* [Your objective]: The records below need to be set down again exactly; their images stay out.

Element data from apps and pages
* * * * *

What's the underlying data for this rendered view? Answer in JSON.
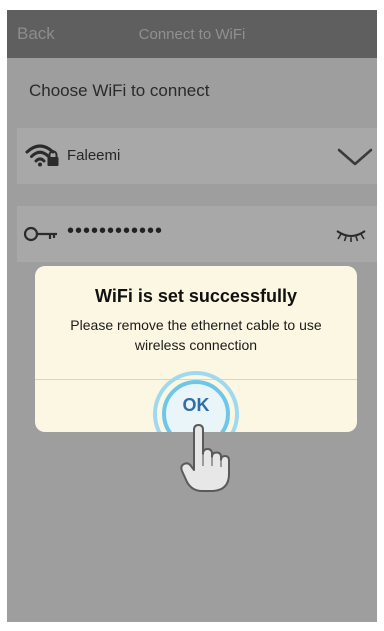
{
  "navbar": {
    "back_label": "Back",
    "title": "Connect to WiFi"
  },
  "form": {
    "choose_label": "Choose WiFi to connect",
    "wifi_name": "Faleemi",
    "password_mask": "••••••••••••",
    "icons": {
      "wifi": "wifi-lock-icon",
      "dropdown": "chevron-down-icon",
      "key": "key-icon",
      "visibility": "eye-closed-icon"
    }
  },
  "dialog": {
    "title": "WiFi is set successfully",
    "message": "Please remove the ethernet cable to use wireless connection",
    "ok_label": "OK"
  },
  "overlay": {
    "pointer": "tap-hand-icon",
    "ring_color": "#6ec7ea"
  }
}
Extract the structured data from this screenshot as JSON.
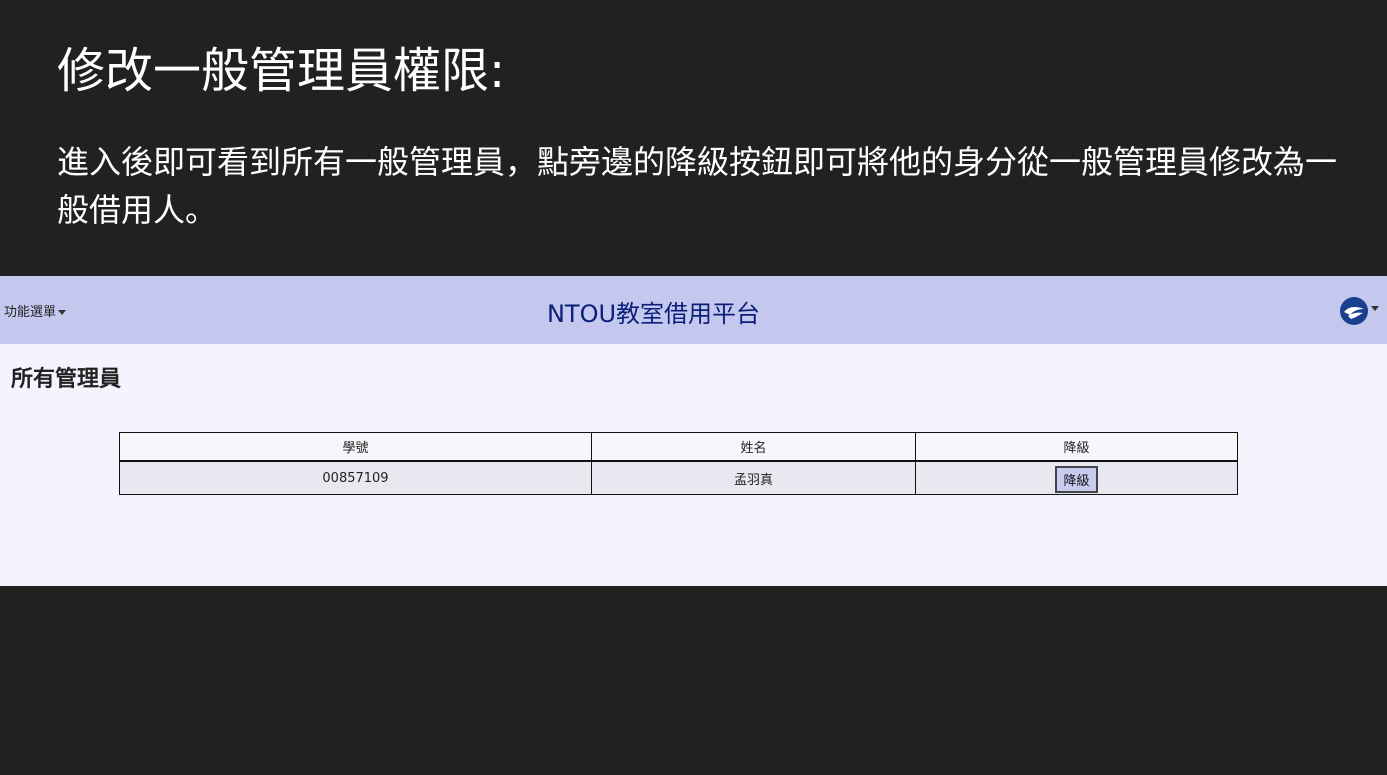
{
  "slide": {
    "title": "修改一般管理員權限:",
    "body": "進入後即可看到所有一般管理員，點旁邊的降級按鈕即可將他的身分從一般管理員修改為一般借用人。"
  },
  "navbar": {
    "menu_label": "功能選單",
    "brand": "NTOU教室借用平台",
    "user_icon": "ntou-logo-icon"
  },
  "page": {
    "heading": "所有管理員"
  },
  "table": {
    "headers": [
      "學號",
      "姓名",
      "降級"
    ],
    "rows": [
      {
        "student_id": "00857109",
        "name": "孟羽真",
        "action_label": "降級"
      }
    ]
  },
  "colors": {
    "slide_background": "#212121",
    "navbar_background": "#c5c8ee",
    "brand_text": "#0a1e7a",
    "page_background": "#f4f4fe",
    "row_background": "#e8e8f0",
    "button_background": "#c8caf0"
  }
}
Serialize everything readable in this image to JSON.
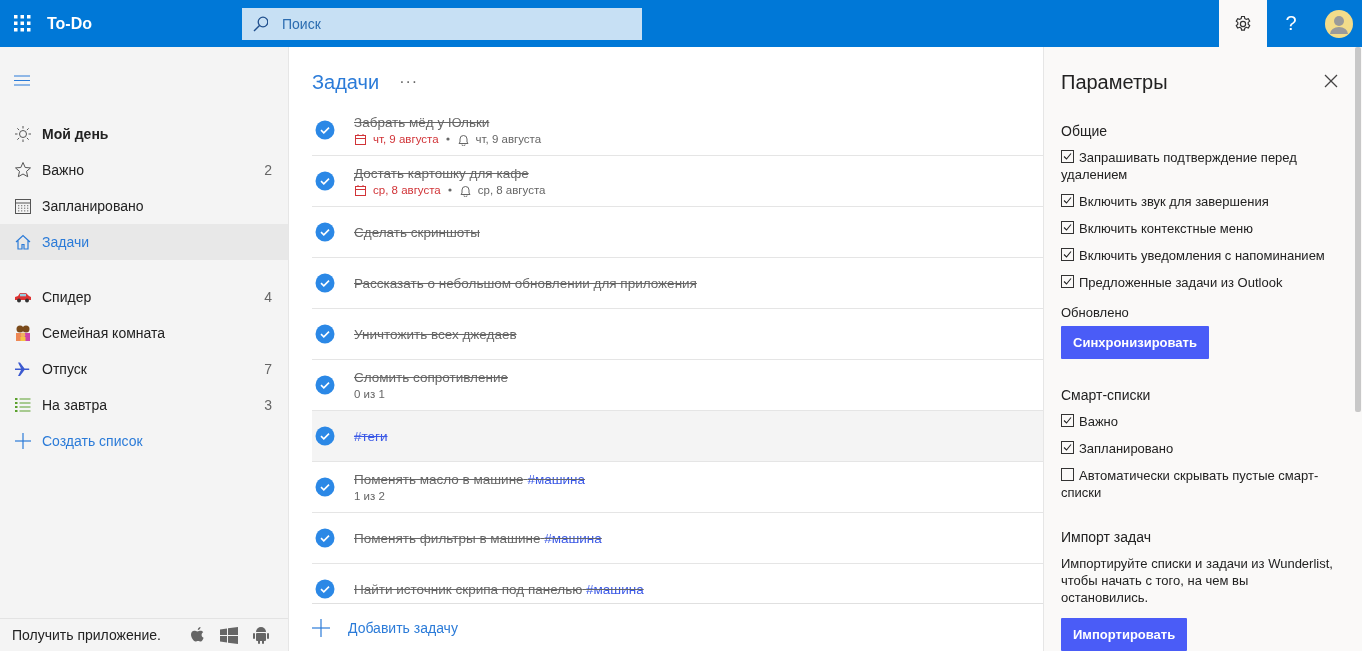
{
  "header": {
    "app_name": "To-Do",
    "search": {
      "placeholder": "Поиск"
    },
    "settings_open": true,
    "help": "?"
  },
  "sidebar": {
    "smart_lists": [
      {
        "label": "Мой день",
        "selected": false
      },
      {
        "label": "Важно",
        "count": "2",
        "selected": false
      },
      {
        "label": "Запланировано",
        "selected": false
      },
      {
        "label": "Задачи",
        "selected": true
      }
    ],
    "lists": [
      {
        "label": "Спидер",
        "count": "4",
        "selected": false
      },
      {
        "label": "Семейная комната",
        "selected": false
      },
      {
        "label": "Отпуск",
        "count": "7",
        "selected": false
      },
      {
        "label": "На завтра",
        "count": "3",
        "selected": false
      }
    ],
    "new_list": "Создать список",
    "footer": "Получить приложение."
  },
  "tasks": {
    "title": "Задачи",
    "more": "···",
    "items": [
      {
        "title": "Забрать мёд у Юльки",
        "completed": true,
        "selected": false,
        "due": "чт, 9 августа",
        "reminder": "чт, 9 августа"
      },
      {
        "title": "Достать картошку для кафе",
        "completed": true,
        "selected": false,
        "due": "ср, 8 августа",
        "reminder": "ср, 8 августа"
      },
      {
        "title": "Сделать скриншоты",
        "completed": true,
        "selected": false
      },
      {
        "title": "Рассказать о небольшом обновлении для приложения",
        "completed": true,
        "selected": false
      },
      {
        "title": "Уничтожить всех джедаев",
        "completed": true,
        "selected": false
      },
      {
        "title": "Сломить сопротивление",
        "completed": true,
        "selected": false,
        "steps": "0 из 1"
      },
      {
        "tag": "#теги",
        "completed": true,
        "selected": true
      },
      {
        "title": "Поменять масло в машине",
        "tag": "#машина",
        "completed": true,
        "selected": false,
        "steps": "1 из 2"
      },
      {
        "title": "Поменять фильтры в машине",
        "tag": "#машина",
        "completed": true,
        "selected": false
      },
      {
        "title": "Найти источник скрипа под панелью",
        "tag": "#машина",
        "completed": true,
        "selected": false
      }
    ],
    "add_task": "Добавить задачу"
  },
  "settings": {
    "title": "Параметры",
    "sections": [
      {
        "heading": "Общие",
        "options": [
          {
            "label": "Запрашивать подтверждение перед удалением",
            "checked": true
          },
          {
            "label": "Включить звук для завершения",
            "checked": true
          },
          {
            "label": "Включить контекстные меню",
            "checked": true
          },
          {
            "label": "Включить уведомления с напоминанием",
            "checked": true
          },
          {
            "label": "Предложенные задачи из Outlook",
            "checked": true
          }
        ],
        "status": "Обновлено",
        "button": "Синхронизировать"
      },
      {
        "heading": "Смарт-списки",
        "options": [
          {
            "label": "Важно",
            "checked": true
          },
          {
            "label": "Запланировано",
            "checked": true
          },
          {
            "label": "Автоматически скрывать пустые смарт-списки",
            "checked": false
          }
        ]
      },
      {
        "heading": "Импорт задач",
        "text": "Импортируйте списки и задачи из Wunderlist, чтобы начать с того, на чем вы остановились.",
        "button": "Импортировать"
      }
    ]
  }
}
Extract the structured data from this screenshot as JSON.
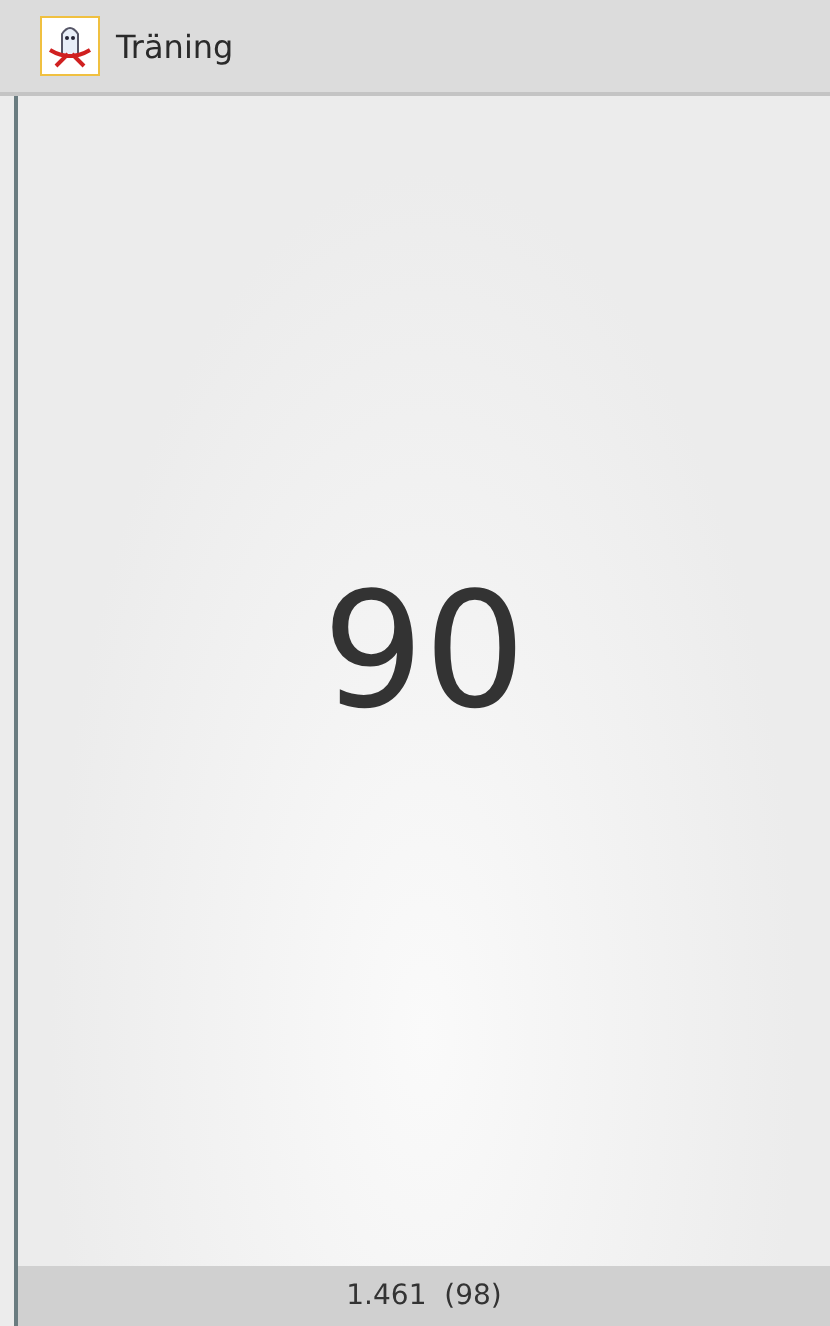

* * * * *

* [Task response]:
What's the underlying data for this rendered view? Answer in JSON.
{
  "navbar": {
    "back_label": "Back",
    "title": "Connect to WiFi"
  },
  "form": {
    "choose_label": "Choose WiFi to connect",
    "wifi_name": "Faleemi",
    "password_mask": "••••••••••••",
    "icons": {
      "wifi": "wifi-lock-icon",
      "dropdown": "chevron-down-icon",
      "key": "key-icon",
      "visibility": "eye-closed-icon"
    }
  },
  "dialog": {
    "title": "WiFi is set successfully",
    "message": "Please remove the ethernet cable to use wireless connection",
    "ok_label": "OK"
  },
  "overlay": {
    "pointer": "tap-hand-icon",
    "ring_color": "#6ec7ea"
  }
}
Extract the structured data from this screenshot as JSON.
{
  "slide": {
    "title": "修改一般管理員權限:",
    "body": "進入後即可看到所有一般管理員，點旁邊的降級按鈕即可將他的身分從一般管理員修改為一般借用人。"
  },
  "navbar": {
    "menu_label": "功能選單",
    "brand": "NTOU教室借用平台",
    "user_icon": "ntou-logo-icon"
  },
  "page": {
    "heading": "所有管理員"
  },
  "table": {
    "headers": [
      "學號",
      "姓名",
      "降級"
    ],
    "rows": [
      {
        "student_id": "00857109",
        "name": "孟羽真",
        "action_label": "降級"
      }
    ]
  },
  "colors": {
    "slide_background": "#212121",
    "navbar_background": "#c5c8ee",
    "brand_text": "#0a1e7a",
    "page_background": "#f4f4fe",
    "row_background": "#e8e8f0",
    "button_background": "#c8caf0"
  }
}
Serialize everything readable in this image to JSON.
{
  "header": {
    "app_name": "To-Do",
    "search": {
      "placeholder": "Поиск"
    },
    "settings_open": true,
    "help": "?"
  },
  "sidebar": {
    "smart_lists": [
      {
        "label": "Мой день",
        "selected": false
      },
      {
        "label": "Важно",
        "count": "2",
        "selected": false
      },
      {
        "label": "Запланировано",
        "selected": false
      },
      {
        "label": "Задачи",
        "selected": true
      }
    ],
    "lists": [
      {
        "label": "Спидер",
        "count": "4",
        "selected": false
      },
      {
        "label": "Семейная комната",
        "selected": false
      },
      {
        "label": "Отпуск",
        "count": "7",
        "selected": false
      },
      {
        "label": "На завтра",
        "count": "3",
        "selected": false
      }
    ],
    "new_list": "Создать список",
    "footer": "Получить приложение."
  },
  "tasks": {
    "title": "Задачи",
    "more": "···",
    "items": [
      {
        "title": "Забрать мёд у Юльки",
        "completed": true,
        "selected": false,
        "due": "чт, 9 августа",
        "reminder": "чт, 9 августа"
      },
      {
        "title": "Достать картошку для кафе",
        "completed": true,
        "selected": false,
        "due": "ср, 8 августа",
        "reminder": "ср, 8 августа"
      },
      {
        "title": "Сделать скриншоты",
        "completed": true,
        "selected": false
      },
      {
        "title": "Рассказать о небольшом обновлении для приложения",
        "completed": true,
        "selected": false
      },
      {
        "title": "Уничтожить всех джедаев",
        "completed": true,
        "selected": false
      },
      {
        "title": "Сломить сопротивление",
        "completed": true,
        "selected": false,
        "steps": "0 из 1"
      },
      {
        "tag": "#теги",
        "completed": true,
        "selected": true
      },
      {
        "title": "Поменять масло в машине",
        "tag": "#машина",
        "completed": true,
        "selected": false,
        "steps": "1 из 2"
      },
      {
        "title": "Поменять фильтры в машине",
        "tag": "#машина",
        "completed": true,
        "selected": false
      },
      {
        "title": "Найти источник скрипа под панелью",
        "tag": "#машина",
        "completed": true,
        "selected": false
      }
    ],
    "add_task": "Добавить задачу"
  },
  "settings": {
    "title": "Параметры",
    "sections": [
      {
        "heading": "Общие",
        "options": [
          {
            "label": "Запрашивать подтверждение перед удалением",
            "checked": true
          },
          {
            "label": "Включить звук для завершения",
            "checked": true
          },
          {
            "label": "Включить контекстные меню",
            "checked": true
          },
          {
            "label": "Включить уведомления с напоминанием",
            "checked": true
          },
          {
            "label": "Предложенные задачи из Outlook",
            "checked": true
          }
        ],
        "status": "Обновлено",
        "button": "Синхронизировать"
      },
      {
        "heading": "Смарт-списки",
        "options": [
          {
            "label": "Важно",
            "checked": true
          },
          {
            "label": "Запланировано",
            "checked": true
          },
          {
            "label": "Автоматически скрывать пустые смарт-списки",
            "checked": false
          }
        ]
      },
      {
        "heading": "Импорт задач",
        "text": "Импортируйте списки и задачи из Wunderlist, чтобы начать с того, на чем вы остановились.",
        "button": "Импортировать"
      }
    ]
  }
}
Extract the structured data from this screenshot as JSON.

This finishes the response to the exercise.